I don’t enjoy working with powered machines nearly as much as I enjoy working with hand tools, but I do rely a lot on my bandsaw for cutting down big pieces of wood into smaller pieces. My main bandsaw is a 14″ Steel City saw, which has the capacity to cut material that’s almost a foot thick.
I use this bandsaw especially for sawing sections of logs into boards, which is very difficult to do if I don’t have adequate outfeed support for the workpiece. (I’ve tried balancing a long board on the bandsaw’s table alone. I didn’t get good results.) If you do a lot of long rips, and especially resawing, consider putting a similar outfeed table on your bandsaw.
Here’s the outfeed table I came up with:
I had looked around online for designs for a bandsaw outfeed table and found very little (maybe I was looking in the wrong places). The outfeed table I envisioned needed to meet two main requirements:
- It needed to attach to the saw itself, mainly for stability. You can buy free-standing devices for outfeed support, but I doubted their ability to adequately support the kinds of workpieces I’ll be putting through this saw. And besides, they cost money, and I was pretty sure I could build something with stock I had on hand.
- It needed to fold up flat against the saw. Space is at a premium here, and I have a couple tools all crowded into the same space. So a folding table is a must.
I eventually settled on a design in which legs are attached to the sides of a solid table with long wood screws so the legs can pivot. The legs stand on a little riser to keep the table co-planar with the band saw’s table. (That’s the one little compromise I had to make with this design. If the legs were long enough on their own, they would be too long to fold up alongside the table.)
The outfeed table itself is just glued up out of 2X stock I had lying around.
After the glue was dry, I leveled it off with a jack plane. I didn’t need a perfect surface, just something that workpieces won’t catch on. And at least I got to use a hand tool on this project.

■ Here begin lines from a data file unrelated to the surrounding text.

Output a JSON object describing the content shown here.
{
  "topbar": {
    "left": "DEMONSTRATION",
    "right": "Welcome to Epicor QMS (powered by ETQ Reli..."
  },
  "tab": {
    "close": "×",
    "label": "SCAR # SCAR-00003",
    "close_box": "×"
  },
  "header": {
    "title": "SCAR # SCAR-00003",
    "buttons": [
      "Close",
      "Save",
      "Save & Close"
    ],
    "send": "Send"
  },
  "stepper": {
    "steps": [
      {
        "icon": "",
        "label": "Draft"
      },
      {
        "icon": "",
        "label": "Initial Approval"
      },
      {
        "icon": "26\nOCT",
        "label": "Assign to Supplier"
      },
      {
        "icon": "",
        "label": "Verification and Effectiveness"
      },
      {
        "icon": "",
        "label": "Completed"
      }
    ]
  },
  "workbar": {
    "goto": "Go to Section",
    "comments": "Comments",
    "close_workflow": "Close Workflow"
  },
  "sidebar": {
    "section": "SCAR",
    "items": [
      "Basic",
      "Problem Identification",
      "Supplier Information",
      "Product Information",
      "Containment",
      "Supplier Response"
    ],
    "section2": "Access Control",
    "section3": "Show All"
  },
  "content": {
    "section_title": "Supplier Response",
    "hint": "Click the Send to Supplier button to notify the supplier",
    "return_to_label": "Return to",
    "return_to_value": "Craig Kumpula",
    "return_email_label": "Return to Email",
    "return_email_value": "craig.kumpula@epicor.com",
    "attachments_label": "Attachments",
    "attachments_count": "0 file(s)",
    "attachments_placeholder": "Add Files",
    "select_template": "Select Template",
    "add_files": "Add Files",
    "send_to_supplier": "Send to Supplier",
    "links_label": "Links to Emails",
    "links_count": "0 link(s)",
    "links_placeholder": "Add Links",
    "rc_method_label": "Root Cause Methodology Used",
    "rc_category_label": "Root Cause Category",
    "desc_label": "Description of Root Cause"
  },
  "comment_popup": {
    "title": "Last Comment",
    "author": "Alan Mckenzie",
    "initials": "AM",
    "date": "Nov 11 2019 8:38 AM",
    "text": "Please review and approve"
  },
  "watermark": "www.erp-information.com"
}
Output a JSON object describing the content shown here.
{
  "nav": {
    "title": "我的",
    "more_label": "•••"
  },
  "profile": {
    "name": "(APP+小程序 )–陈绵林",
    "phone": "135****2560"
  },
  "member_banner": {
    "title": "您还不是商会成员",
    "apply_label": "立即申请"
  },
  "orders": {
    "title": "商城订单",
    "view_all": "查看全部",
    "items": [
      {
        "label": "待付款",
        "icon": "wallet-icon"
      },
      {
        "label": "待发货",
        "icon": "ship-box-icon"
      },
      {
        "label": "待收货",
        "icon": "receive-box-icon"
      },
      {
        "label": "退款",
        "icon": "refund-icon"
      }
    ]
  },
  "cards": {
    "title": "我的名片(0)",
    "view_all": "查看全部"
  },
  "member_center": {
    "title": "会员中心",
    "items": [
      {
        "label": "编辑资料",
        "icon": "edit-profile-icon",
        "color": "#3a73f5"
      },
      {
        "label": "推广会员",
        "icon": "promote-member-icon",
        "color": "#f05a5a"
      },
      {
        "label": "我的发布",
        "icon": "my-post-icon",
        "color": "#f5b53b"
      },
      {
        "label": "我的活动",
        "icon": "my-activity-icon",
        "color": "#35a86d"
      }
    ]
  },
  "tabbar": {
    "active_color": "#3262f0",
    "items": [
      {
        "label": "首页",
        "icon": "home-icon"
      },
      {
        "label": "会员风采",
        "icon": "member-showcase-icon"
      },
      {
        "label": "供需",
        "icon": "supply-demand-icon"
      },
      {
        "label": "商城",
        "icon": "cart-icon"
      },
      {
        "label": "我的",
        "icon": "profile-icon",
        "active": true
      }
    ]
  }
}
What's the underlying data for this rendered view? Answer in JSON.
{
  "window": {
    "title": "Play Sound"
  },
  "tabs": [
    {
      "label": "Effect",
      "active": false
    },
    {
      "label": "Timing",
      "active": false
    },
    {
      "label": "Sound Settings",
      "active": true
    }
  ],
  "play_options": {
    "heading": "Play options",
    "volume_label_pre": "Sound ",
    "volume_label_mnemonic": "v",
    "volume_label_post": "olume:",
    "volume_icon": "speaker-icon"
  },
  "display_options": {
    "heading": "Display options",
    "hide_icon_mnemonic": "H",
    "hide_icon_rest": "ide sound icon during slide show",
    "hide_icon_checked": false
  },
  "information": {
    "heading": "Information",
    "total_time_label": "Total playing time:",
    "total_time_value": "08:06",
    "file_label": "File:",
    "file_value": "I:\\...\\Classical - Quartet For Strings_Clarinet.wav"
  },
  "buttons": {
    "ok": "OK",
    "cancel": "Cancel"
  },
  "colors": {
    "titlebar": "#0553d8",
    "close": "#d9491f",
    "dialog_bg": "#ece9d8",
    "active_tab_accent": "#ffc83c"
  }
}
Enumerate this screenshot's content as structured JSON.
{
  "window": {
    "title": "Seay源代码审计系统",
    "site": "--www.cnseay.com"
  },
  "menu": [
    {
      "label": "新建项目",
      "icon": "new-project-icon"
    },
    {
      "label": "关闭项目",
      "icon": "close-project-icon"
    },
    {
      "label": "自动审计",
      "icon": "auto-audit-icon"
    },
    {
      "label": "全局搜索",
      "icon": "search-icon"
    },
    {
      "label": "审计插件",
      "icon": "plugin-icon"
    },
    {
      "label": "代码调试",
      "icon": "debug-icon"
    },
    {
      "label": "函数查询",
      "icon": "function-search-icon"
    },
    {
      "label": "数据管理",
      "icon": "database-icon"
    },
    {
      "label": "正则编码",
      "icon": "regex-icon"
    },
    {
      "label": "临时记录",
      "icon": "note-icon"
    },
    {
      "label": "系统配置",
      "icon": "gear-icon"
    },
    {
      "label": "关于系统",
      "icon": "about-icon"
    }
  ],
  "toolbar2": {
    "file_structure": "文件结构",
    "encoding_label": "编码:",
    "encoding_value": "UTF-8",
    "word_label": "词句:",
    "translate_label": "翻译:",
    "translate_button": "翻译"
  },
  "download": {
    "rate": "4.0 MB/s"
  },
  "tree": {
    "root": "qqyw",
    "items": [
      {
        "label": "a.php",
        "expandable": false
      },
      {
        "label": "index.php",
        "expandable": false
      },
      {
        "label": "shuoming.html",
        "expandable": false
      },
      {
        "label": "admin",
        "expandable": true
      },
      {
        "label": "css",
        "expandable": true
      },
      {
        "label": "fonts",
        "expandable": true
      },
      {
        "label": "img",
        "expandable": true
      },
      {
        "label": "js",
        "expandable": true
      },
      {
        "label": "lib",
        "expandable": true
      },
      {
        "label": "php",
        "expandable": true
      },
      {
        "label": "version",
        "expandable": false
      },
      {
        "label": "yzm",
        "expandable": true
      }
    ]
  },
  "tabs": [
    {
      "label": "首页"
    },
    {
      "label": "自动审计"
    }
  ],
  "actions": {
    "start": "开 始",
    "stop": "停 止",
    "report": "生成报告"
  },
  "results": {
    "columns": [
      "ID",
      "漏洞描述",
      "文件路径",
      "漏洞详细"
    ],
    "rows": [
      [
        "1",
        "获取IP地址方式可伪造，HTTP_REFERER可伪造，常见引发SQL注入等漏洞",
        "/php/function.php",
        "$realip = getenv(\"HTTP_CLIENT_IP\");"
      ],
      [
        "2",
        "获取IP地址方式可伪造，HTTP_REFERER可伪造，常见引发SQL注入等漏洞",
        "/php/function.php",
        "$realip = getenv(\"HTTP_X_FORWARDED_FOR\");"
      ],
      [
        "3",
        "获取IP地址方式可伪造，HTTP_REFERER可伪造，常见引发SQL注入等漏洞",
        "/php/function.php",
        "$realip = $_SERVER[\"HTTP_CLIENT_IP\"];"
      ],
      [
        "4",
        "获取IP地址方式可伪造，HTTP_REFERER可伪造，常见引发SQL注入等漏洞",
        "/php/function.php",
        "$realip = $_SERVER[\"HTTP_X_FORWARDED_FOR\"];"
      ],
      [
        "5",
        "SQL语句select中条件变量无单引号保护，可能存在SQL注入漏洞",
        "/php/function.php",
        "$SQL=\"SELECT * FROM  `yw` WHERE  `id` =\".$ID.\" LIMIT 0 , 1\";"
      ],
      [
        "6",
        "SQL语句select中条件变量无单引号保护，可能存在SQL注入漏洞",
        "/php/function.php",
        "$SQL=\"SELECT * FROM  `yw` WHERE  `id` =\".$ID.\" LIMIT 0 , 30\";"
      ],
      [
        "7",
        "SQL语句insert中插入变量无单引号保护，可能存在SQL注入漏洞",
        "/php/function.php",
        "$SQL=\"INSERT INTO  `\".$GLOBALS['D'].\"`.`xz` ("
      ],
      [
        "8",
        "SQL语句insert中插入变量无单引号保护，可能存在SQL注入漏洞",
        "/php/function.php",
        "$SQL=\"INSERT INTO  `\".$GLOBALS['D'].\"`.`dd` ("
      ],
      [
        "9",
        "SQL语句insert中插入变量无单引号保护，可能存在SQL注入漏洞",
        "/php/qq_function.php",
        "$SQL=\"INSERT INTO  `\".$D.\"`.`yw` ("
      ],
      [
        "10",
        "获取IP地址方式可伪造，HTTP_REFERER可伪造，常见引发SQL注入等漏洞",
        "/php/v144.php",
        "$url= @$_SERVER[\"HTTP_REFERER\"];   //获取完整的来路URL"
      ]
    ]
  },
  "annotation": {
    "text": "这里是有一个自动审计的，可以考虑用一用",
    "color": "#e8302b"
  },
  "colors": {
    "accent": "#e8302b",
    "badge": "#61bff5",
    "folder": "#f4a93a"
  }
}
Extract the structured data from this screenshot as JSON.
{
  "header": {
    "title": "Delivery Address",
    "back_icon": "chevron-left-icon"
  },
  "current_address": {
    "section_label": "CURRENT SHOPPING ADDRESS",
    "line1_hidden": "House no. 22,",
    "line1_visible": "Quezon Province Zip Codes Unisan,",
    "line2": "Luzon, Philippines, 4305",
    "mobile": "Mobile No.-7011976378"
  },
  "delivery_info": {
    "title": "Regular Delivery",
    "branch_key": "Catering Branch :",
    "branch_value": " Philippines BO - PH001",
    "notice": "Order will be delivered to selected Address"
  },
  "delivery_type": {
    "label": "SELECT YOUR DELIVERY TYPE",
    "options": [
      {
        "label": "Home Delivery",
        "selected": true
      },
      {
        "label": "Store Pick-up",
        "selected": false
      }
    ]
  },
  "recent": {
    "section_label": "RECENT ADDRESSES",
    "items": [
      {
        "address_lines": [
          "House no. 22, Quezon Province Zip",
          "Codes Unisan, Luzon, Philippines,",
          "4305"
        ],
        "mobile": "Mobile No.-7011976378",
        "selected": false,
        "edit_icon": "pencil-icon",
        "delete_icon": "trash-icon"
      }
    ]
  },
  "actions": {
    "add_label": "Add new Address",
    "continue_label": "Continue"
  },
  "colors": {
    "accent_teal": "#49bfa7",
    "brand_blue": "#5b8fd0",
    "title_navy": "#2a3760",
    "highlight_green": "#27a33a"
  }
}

The table is (about) the same width as the bandsaw table, and it’s as long as the distance from the underside of the table to the floor, or really a hair under.
The only mildly challenging part was attaching the table to the rails on the bandsaw table, which required drilling through the rails, inserting a wooden spacer, and attaching hinges with bolts and stop nuts. (Depending on how your bandsaw table is constructed, you might have to modify the hinge placement/attachment process.) Bandsaws produce a lot of vibration, which can shake nuts loose quickly. I think the stop nuts will hold, though.
The wooden spacer had to be just thick enough to put the top of the outfeed table at the same level as the top of the bandsaw table. It took me a couple tries to get it exactly right.
The table folds down perfectly. With the table down, I can wheel the saw back up against the wall if I need extra space.
I had to position the cross-member on the legs so that it cleared the housing for the belt and pulley.
I haven’t yet stress-tested it with really heavy material, but it works just fine so far on light-duty cuts. If the legs turn out to be too spindly (they’re only 3/4″ thick) I’ll replace them with some thicker ones.
In the meantime, I have some sections of pecan logs that need to be sawn up into proper boards.